Another employment change followed as I yearned to have more involvement with the public and I began self-employment as a taxi driver. This job role required patience, excellent communication skills and composure in highly charged situations with members of the public. However, my original preference of career never left me and so this year I enthusiastically started my Access Professions in Humanities Diploma on the road to becoming a History teacher.
As slight compensation to myself for the change in my career path years before, I have travelled to many historical sights and places all over the world and undertook my own personal study of the subject I have remained ardent about. Memorable visits include the American Museum of Natural History in New York, poignant stops at Auschwitz and Birkenau and the exploration of Rome and the Vatican City. Later this year I am also undertaking a road trip across the Southern States of America, stopping at civil war and slave trade historical sites along the way.
Many years ago, I felt regret that I had not gone to college and university immediately after high school. But now with additional maturity gained from adventurous travelling, learning opportunities and employment experience I feel I am in the most assured position I have ever been to progress into university and then onwards to teacher training equipped with the life skills I have acquired with my diverse range of employment.

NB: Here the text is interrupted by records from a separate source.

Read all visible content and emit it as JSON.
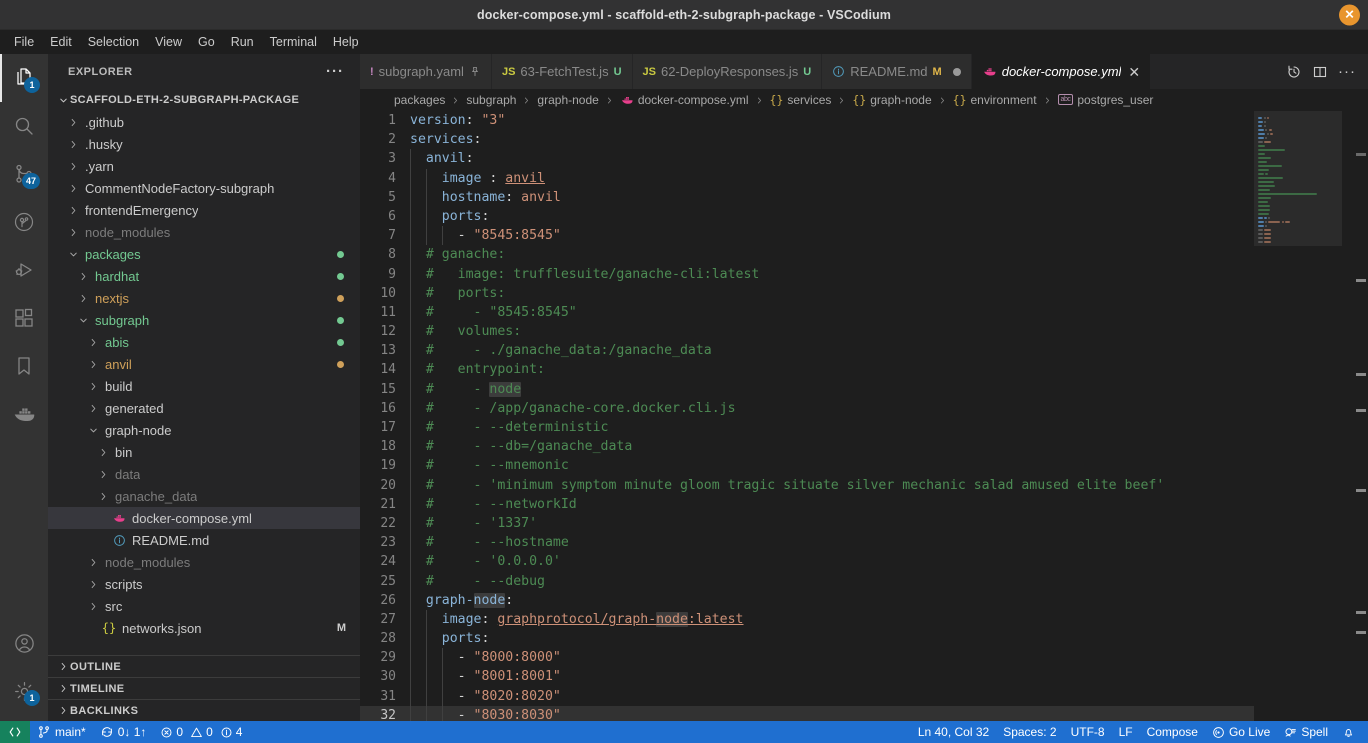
{
  "window": {
    "title": "docker-compose.yml - scaffold-eth-2-subgraph-package - VSCodium",
    "close_label": "✕"
  },
  "menubar": {
    "items": [
      "File",
      "Edit",
      "Selection",
      "View",
      "Go",
      "Run",
      "Terminal",
      "Help"
    ]
  },
  "activitybar": {
    "items": [
      {
        "name": "explorer",
        "icon": "files-icon",
        "badge": "1",
        "active": true
      },
      {
        "name": "search",
        "icon": "search-icon",
        "badge": "",
        "active": false
      },
      {
        "name": "source-control",
        "icon": "source-control-icon",
        "badge": "47",
        "active": false
      },
      {
        "name": "remote-explorer",
        "icon": "remote-explorer-icon",
        "badge": "",
        "active": false
      },
      {
        "name": "run-and-debug",
        "icon": "run-debug-icon",
        "badge": "",
        "active": false
      },
      {
        "name": "extensions",
        "icon": "extensions-icon",
        "badge": "",
        "active": false
      },
      {
        "name": "bookmarks",
        "icon": "bookmark-icon",
        "badge": "",
        "active": false
      },
      {
        "name": "docker",
        "icon": "docker-icon",
        "badge": "",
        "active": false
      }
    ],
    "bottom": [
      {
        "name": "accounts",
        "icon": "account-icon",
        "badge": ""
      },
      {
        "name": "manage",
        "icon": "gear-icon",
        "badge": "1"
      }
    ]
  },
  "sidebar": {
    "header_title": "EXPLORER",
    "more_actions": "···",
    "root_label": "SCAFFOLD-ETH-2-SUBGRAPH-PACKAGE",
    "tree": [
      {
        "label": ".github",
        "depth": 1,
        "type": "folder",
        "expanded": false,
        "color": "#cccccc",
        "dot": "",
        "badge": ""
      },
      {
        "label": ".husky",
        "depth": 1,
        "type": "folder",
        "expanded": false,
        "color": "#cccccc",
        "dot": "",
        "badge": ""
      },
      {
        "label": ".yarn",
        "depth": 1,
        "type": "folder",
        "expanded": false,
        "color": "#cccccc",
        "dot": "",
        "badge": ""
      },
      {
        "label": "CommentNodeFactory-subgraph",
        "depth": 1,
        "type": "folder",
        "expanded": false,
        "color": "#cccccc",
        "dot": "",
        "badge": ""
      },
      {
        "label": "frontendEmergency",
        "depth": 1,
        "type": "folder",
        "expanded": false,
        "color": "#cccccc",
        "dot": "",
        "badge": ""
      },
      {
        "label": "node_modules",
        "depth": 1,
        "type": "folder",
        "expanded": false,
        "color": "#7c7c7c",
        "dot": "",
        "badge": ""
      },
      {
        "label": "packages",
        "depth": 1,
        "type": "folder",
        "expanded": true,
        "color": "#73c991",
        "dot": "#73c991",
        "badge": ""
      },
      {
        "label": "hardhat",
        "depth": 2,
        "type": "folder",
        "expanded": false,
        "color": "#73c991",
        "dot": "#73c991",
        "badge": ""
      },
      {
        "label": "nextjs",
        "depth": 2,
        "type": "folder",
        "expanded": false,
        "color": "#cfa05a",
        "dot": "#cfa05a",
        "badge": ""
      },
      {
        "label": "subgraph",
        "depth": 2,
        "type": "folder",
        "expanded": true,
        "color": "#73c991",
        "dot": "#73c991",
        "badge": ""
      },
      {
        "label": "abis",
        "depth": 3,
        "type": "folder",
        "expanded": false,
        "color": "#73c991",
        "dot": "#73c991",
        "badge": ""
      },
      {
        "label": "anvil",
        "depth": 3,
        "type": "folder",
        "expanded": false,
        "color": "#cfa05a",
        "dot": "#cfa05a",
        "badge": ""
      },
      {
        "label": "build",
        "depth": 3,
        "type": "folder",
        "expanded": false,
        "color": "#cccccc",
        "dot": "",
        "badge": ""
      },
      {
        "label": "generated",
        "depth": 3,
        "type": "folder",
        "expanded": false,
        "color": "#cccccc",
        "dot": "",
        "badge": ""
      },
      {
        "label": "graph-node",
        "depth": 3,
        "type": "folder",
        "expanded": true,
        "color": "#cccccc",
        "dot": "",
        "badge": ""
      },
      {
        "label": "bin",
        "depth": 4,
        "type": "folder",
        "expanded": false,
        "color": "#cccccc",
        "dot": "",
        "badge": ""
      },
      {
        "label": "data",
        "depth": 4,
        "type": "folder",
        "expanded": false,
        "color": "#7c7c7c",
        "dot": "",
        "badge": ""
      },
      {
        "label": "ganache_data",
        "depth": 4,
        "type": "folder",
        "expanded": false,
        "color": "#7c7c7c",
        "dot": "",
        "badge": ""
      },
      {
        "label": "docker-compose.yml",
        "depth": 4,
        "type": "docker-file",
        "expanded": false,
        "color": "#cccccc",
        "dot": "",
        "badge": "",
        "selected": true
      },
      {
        "label": "README.md",
        "depth": 4,
        "type": "info-file",
        "expanded": false,
        "color": "#cccccc",
        "dot": "",
        "badge": ""
      },
      {
        "label": "node_modules",
        "depth": 3,
        "type": "folder",
        "expanded": false,
        "color": "#7c7c7c",
        "dot": "",
        "badge": ""
      },
      {
        "label": "scripts",
        "depth": 3,
        "type": "folder",
        "expanded": false,
        "color": "#cccccc",
        "dot": "",
        "badge": ""
      },
      {
        "label": "src",
        "depth": 3,
        "type": "folder",
        "expanded": false,
        "color": "#cccccc",
        "dot": "",
        "badge": ""
      },
      {
        "label": "networks.json",
        "depth": 3,
        "type": "json-file",
        "expanded": false,
        "color": "#cccccc",
        "dot": "",
        "badge": "M"
      }
    ],
    "sections": [
      "OUTLINE",
      "TIMELINE",
      "BACKLINKS"
    ]
  },
  "tabs": [
    {
      "label": "subgraph.yaml",
      "icon": "!",
      "icon_color": "#c586c0",
      "state": "pin",
      "state_text": "",
      "active": false
    },
    {
      "label": "63-FetchTest.js",
      "icon": "JS",
      "icon_color": "#cbcb41",
      "state": "u",
      "state_text": "U",
      "active": false
    },
    {
      "label": "62-DeployResponses.js",
      "icon": "JS",
      "icon_color": "#cbcb41",
      "state": "u",
      "state_text": "U",
      "active": false
    },
    {
      "label": "README.md",
      "icon": "i",
      "icon_color": "#519aba",
      "state": "mod",
      "state_text": "M",
      "active": false
    },
    {
      "label": "docker-compose.yml",
      "icon": "docker",
      "icon_color": "#e83f8c",
      "state": "close",
      "state_text": "✕",
      "active": true
    }
  ],
  "tabbar_actions": [
    "history-icon",
    "split-editor-icon",
    "more-actions-icon"
  ],
  "breadcrumbs": [
    {
      "label": "packages",
      "icon": ""
    },
    {
      "label": "subgraph",
      "icon": ""
    },
    {
      "label": "graph-node",
      "icon": ""
    },
    {
      "label": "docker-compose.yml",
      "icon": "docker"
    },
    {
      "label": "services",
      "icon": "braces"
    },
    {
      "label": "graph-node",
      "icon": "braces"
    },
    {
      "label": "environment",
      "icon": "braces"
    },
    {
      "label": "postgres_user",
      "icon": "abc"
    }
  ],
  "editor": {
    "search_term": "node",
    "first_line": 1,
    "current_line": 32,
    "lines": [
      {
        "n": 1,
        "indent": 0,
        "tokens": [
          {
            "t": "version",
            "c": "k"
          },
          {
            "t": ": ",
            "c": "p"
          },
          {
            "t": "\"3\"",
            "c": "v"
          }
        ]
      },
      {
        "n": 2,
        "indent": 0,
        "tokens": [
          {
            "t": "services",
            "c": "k"
          },
          {
            "t": ":",
            "c": "p"
          }
        ]
      },
      {
        "n": 3,
        "indent": 1,
        "tokens": [
          {
            "t": "  anvil",
            "c": "k"
          },
          {
            "t": ":",
            "c": "p"
          }
        ]
      },
      {
        "n": 4,
        "indent": 2,
        "tokens": [
          {
            "t": "    image ",
            "c": "k"
          },
          {
            "t": ": ",
            "c": "p"
          },
          {
            "t": "anvil",
            "c": "v ulink"
          }
        ]
      },
      {
        "n": 5,
        "indent": 2,
        "tokens": [
          {
            "t": "    hostname",
            "c": "k"
          },
          {
            "t": ": ",
            "c": "p"
          },
          {
            "t": "anvil",
            "c": "v"
          }
        ]
      },
      {
        "n": 6,
        "indent": 2,
        "tokens": [
          {
            "t": "    ports",
            "c": "k"
          },
          {
            "t": ":",
            "c": "p"
          }
        ]
      },
      {
        "n": 7,
        "indent": 3,
        "tokens": [
          {
            "t": "      - ",
            "c": "p"
          },
          {
            "t": "\"8545:8545\"",
            "c": "v"
          }
        ]
      },
      {
        "n": 8,
        "indent": 1,
        "tokens": [
          {
            "t": "  # ganache:",
            "c": "c"
          }
        ]
      },
      {
        "n": 9,
        "indent": 1,
        "tokens": [
          {
            "t": "  #   image: trufflesuite/ganache-cli:latest",
            "c": "c"
          }
        ]
      },
      {
        "n": 10,
        "indent": 1,
        "tokens": [
          {
            "t": "  #   ports:",
            "c": "c"
          }
        ]
      },
      {
        "n": 11,
        "indent": 1,
        "tokens": [
          {
            "t": "  #     - \"8545:8545\"",
            "c": "c"
          }
        ]
      },
      {
        "n": 12,
        "indent": 1,
        "tokens": [
          {
            "t": "  #   volumes:",
            "c": "c"
          }
        ]
      },
      {
        "n": 13,
        "indent": 1,
        "tokens": [
          {
            "t": "  #     - ./ganache_data:/ganache_data",
            "c": "c"
          }
        ]
      },
      {
        "n": 14,
        "indent": 1,
        "tokens": [
          {
            "t": "  #   entrypoint:",
            "c": "c"
          }
        ]
      },
      {
        "n": 15,
        "indent": 1,
        "tokens": [
          {
            "t": "  #     - ",
            "c": "c"
          },
          {
            "t": "node",
            "c": "c hl"
          }
        ]
      },
      {
        "n": 16,
        "indent": 1,
        "tokens": [
          {
            "t": "  #     - /app/ganache-core.docker.cli.js",
            "c": "c"
          }
        ]
      },
      {
        "n": 17,
        "indent": 1,
        "tokens": [
          {
            "t": "  #     - --deterministic",
            "c": "c"
          }
        ]
      },
      {
        "n": 18,
        "indent": 1,
        "tokens": [
          {
            "t": "  #     - --db=/ganache_data",
            "c": "c"
          }
        ]
      },
      {
        "n": 19,
        "indent": 1,
        "tokens": [
          {
            "t": "  #     - --mnemonic",
            "c": "c"
          }
        ]
      },
      {
        "n": 20,
        "indent": 1,
        "tokens": [
          {
            "t": "  #     - 'minimum symptom minute gloom tragic situate silver mechanic salad amused elite beef'",
            "c": "c"
          }
        ]
      },
      {
        "n": 21,
        "indent": 1,
        "tokens": [
          {
            "t": "  #     - --networkId",
            "c": "c"
          }
        ]
      },
      {
        "n": 22,
        "indent": 1,
        "tokens": [
          {
            "t": "  #     - '1337'",
            "c": "c"
          }
        ]
      },
      {
        "n": 23,
        "indent": 1,
        "tokens": [
          {
            "t": "  #     - --hostname",
            "c": "c"
          }
        ]
      },
      {
        "n": 24,
        "indent": 1,
        "tokens": [
          {
            "t": "  #     - '0.0.0.0'",
            "c": "c"
          }
        ]
      },
      {
        "n": 25,
        "indent": 1,
        "tokens": [
          {
            "t": "  #     - --debug",
            "c": "c"
          }
        ]
      },
      {
        "n": 26,
        "indent": 1,
        "tokens": [
          {
            "t": "  graph-",
            "c": "k"
          },
          {
            "t": "node",
            "c": "k hl"
          },
          {
            "t": ":",
            "c": "p"
          }
        ]
      },
      {
        "n": 27,
        "indent": 2,
        "tokens": [
          {
            "t": "    image",
            "c": "k"
          },
          {
            "t": ": ",
            "c": "p"
          },
          {
            "t": "graphprotocol/graph-",
            "c": "v ulink"
          },
          {
            "t": "node",
            "c": "v ulink hl"
          },
          {
            "t": ":latest",
            "c": "v ulink"
          }
        ]
      },
      {
        "n": 28,
        "indent": 2,
        "tokens": [
          {
            "t": "    ports",
            "c": "k"
          },
          {
            "t": ":",
            "c": "p"
          }
        ]
      },
      {
        "n": 29,
        "indent": 3,
        "tokens": [
          {
            "t": "      - ",
            "c": "p"
          },
          {
            "t": "\"8000:8000\"",
            "c": "v"
          }
        ]
      },
      {
        "n": 30,
        "indent": 3,
        "tokens": [
          {
            "t": "      - ",
            "c": "p"
          },
          {
            "t": "\"8001:8001\"",
            "c": "v"
          }
        ]
      },
      {
        "n": 31,
        "indent": 3,
        "tokens": [
          {
            "t": "      - ",
            "c": "p"
          },
          {
            "t": "\"8020:8020\"",
            "c": "v"
          }
        ]
      },
      {
        "n": 32,
        "indent": 3,
        "tokens": [
          {
            "t": "      - ",
            "c": "p"
          },
          {
            "t": "\"8030:8030\"",
            "c": "v"
          }
        ],
        "current": true
      }
    ]
  },
  "statusbar": {
    "remote_icon": "remote-indicator-icon",
    "left": [
      {
        "name": "branch",
        "icon": "git-branch-icon",
        "text": "main*"
      },
      {
        "name": "sync",
        "icon": "sync-icon",
        "text": "0↓ 1↑"
      },
      {
        "name": "problems",
        "icon": "errors-icon",
        "text": "0  0  4"
      }
    ],
    "errors_count": "0",
    "warnings_count": "0",
    "infos_count": "4",
    "right": [
      {
        "name": "cursor-position",
        "text": "Ln 40, Col 32"
      },
      {
        "name": "indentation",
        "text": "Spaces: 2"
      },
      {
        "name": "encoding",
        "text": "UTF-8"
      },
      {
        "name": "eol",
        "text": "LF"
      },
      {
        "name": "language-mode",
        "text": "Compose"
      },
      {
        "name": "go-live",
        "text": "Go Live",
        "icon": "broadcast-icon"
      },
      {
        "name": "spell",
        "text": "Spell",
        "icon": "spell-icon"
      },
      {
        "name": "notifications",
        "text": "",
        "icon": "bell-icon"
      }
    ]
  },
  "colors": {
    "accent": "#1f6fd0",
    "remote_green": "#16825d",
    "badge_blue": "#0e639c",
    "git_added": "#73c991",
    "git_modified": "#cfa05a",
    "docker_pink": "#e83f8c",
    "close_orange": "#e8952e"
  }
}
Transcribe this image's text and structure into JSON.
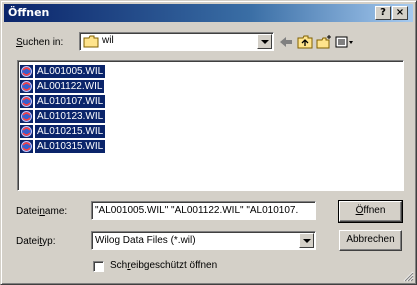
{
  "window": {
    "title": "Öffnen",
    "help_label": "?",
    "close_label": "×"
  },
  "lookin": {
    "label_pre": "",
    "label_u": "S",
    "label_post": "uchen in:",
    "value": "wil"
  },
  "toolbar": {
    "back": "back-arrow-icon",
    "up": "up-folder-icon",
    "new_folder": "new-folder-icon",
    "views": "view-menu-icon"
  },
  "files": [
    {
      "name": "AL001005.WIL"
    },
    {
      "name": "AL001122.WIL"
    },
    {
      "name": "AL010107.WIL"
    },
    {
      "name": "AL010123.WIL"
    },
    {
      "name": "AL010215.WIL"
    },
    {
      "name": "AL010315.WIL"
    }
  ],
  "filename": {
    "label_pre": "Datei",
    "label_u": "n",
    "label_post": "ame:",
    "value": "\"AL001005.WIL\" \"AL001122.WIL\" \"AL010107."
  },
  "filetype": {
    "label_pre": "Datei",
    "label_u": "t",
    "label_post": "yp:",
    "value": "Wilog Data Files (*.wil)"
  },
  "buttons": {
    "open_pre": "",
    "open_u": "Ö",
    "open_post": "ffnen",
    "cancel": "Abbrechen"
  },
  "readonly": {
    "label_pre": "Sch",
    "label_u": "r",
    "label_post": "eibgeschützt öffnen",
    "checked": false
  },
  "colors": {
    "selection": "#0a246a",
    "titlebar": "#0a246a",
    "face": "#d4d0c8"
  }
}
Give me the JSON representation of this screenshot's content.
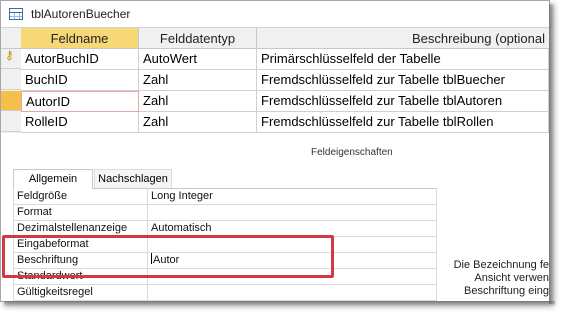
{
  "window": {
    "title": "tblAutorenBuecher",
    "icon": "table-icon"
  },
  "grid": {
    "columns": [
      "Feldname",
      "Felddatentyp",
      "Beschreibung (optional"
    ],
    "rows": [
      {
        "name": "AutorBuchID",
        "type": "AutoWert",
        "description": "Primärschlüsselfeld der Tabelle",
        "key": true
      },
      {
        "name": "BuchID",
        "type": "Zahl",
        "description": "Fremdschlüsselfeld zur Tabelle tblBuecher",
        "key": false
      },
      {
        "name": "AutorID",
        "type": "Zahl",
        "description": "Fremdschlüsselfeld zur Tabelle tblAutoren",
        "key": false,
        "current": true
      },
      {
        "name": "RolleID",
        "type": "Zahl",
        "description": "Fremdschlüsselfeld zur Tabelle tblRollen",
        "key": false
      }
    ]
  },
  "field_properties_label": "Feldeigenschaften",
  "tabs": {
    "general": "Allgemein",
    "lookup": "Nachschlagen"
  },
  "properties": [
    {
      "name": "Feldgröße",
      "value": "Long Integer"
    },
    {
      "name": "Format",
      "value": ""
    },
    {
      "name": "Dezimalstellenanzeige",
      "value": "Automatisch"
    },
    {
      "name": "Eingabeformat",
      "value": ""
    },
    {
      "name": "Beschriftung",
      "value": "Autor"
    },
    {
      "name": "Standardwert",
      "value": ""
    },
    {
      "name": "Gültigkeitsregel",
      "value": ""
    }
  ],
  "help_text": [
    "Die Bezeichnung fe",
    "Ansicht verwen",
    "Beschriftung eing"
  ],
  "colors": {
    "accent_header": "#f7d877",
    "current_row_selector": "#f5c04a",
    "highlight_box": "#d6383f"
  }
}
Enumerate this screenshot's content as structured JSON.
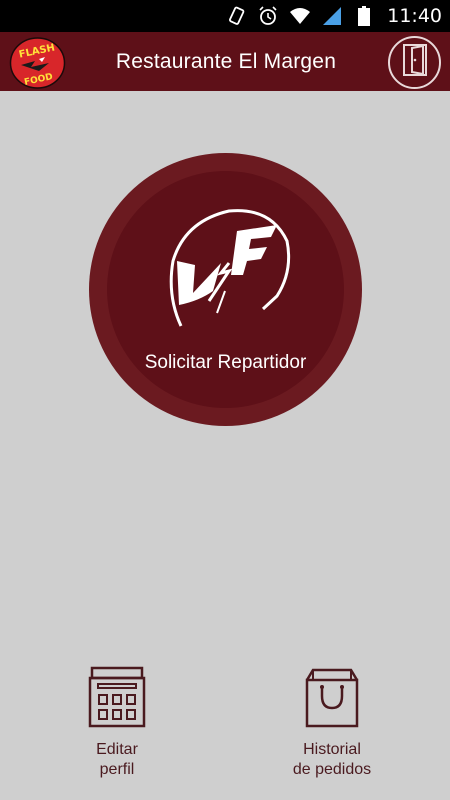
{
  "status_bar": {
    "time": "11:40",
    "icons": [
      "phone-vibrate-icon",
      "alarm-icon",
      "wifi-icon",
      "signal-icon",
      "battery-icon"
    ]
  },
  "app_bar": {
    "logo_text_top": "FLASH",
    "logo_text_bottom": "FOOD",
    "title": "Restaurante El Margen",
    "exit_icon": "exit-door-icon"
  },
  "main_action": {
    "label": "Solicitar Repartidor",
    "icon": "helmet-logo-icon"
  },
  "bottom_nav": [
    {
      "label": "Editar\nperfil",
      "icon": "building-icon"
    },
    {
      "label": "Historial\nde pedidos",
      "icon": "shopping-bag-icon"
    }
  ],
  "colors": {
    "brand": "#5e1018",
    "brand_ring": "#6b1a20",
    "background": "#cfcfcf",
    "icon_stroke": "#4a1a1f"
  }
}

Whilst currently completing my Access to HE Diploma, I am volunteering as a classroom assistant at Castle Hill High School, which is a special school for children with significant and complex needs. I have had the opportunity to watch the lesson planning, structure and delivery take place and develop an insight into the teaching profession that I wish to follow. During the lessons I work with a small group of children with a diverse range of learning difficulties, therefore the instruction and guidance I provide must be adjusted to each individual in my unit. This rewarding experience along with bringing up three sons has increased immeasurably my desire to pursue this career path. The next exciting step towards my career goal is to study history at university and I believe my application is strengthened with the maturity and life experience I have retained.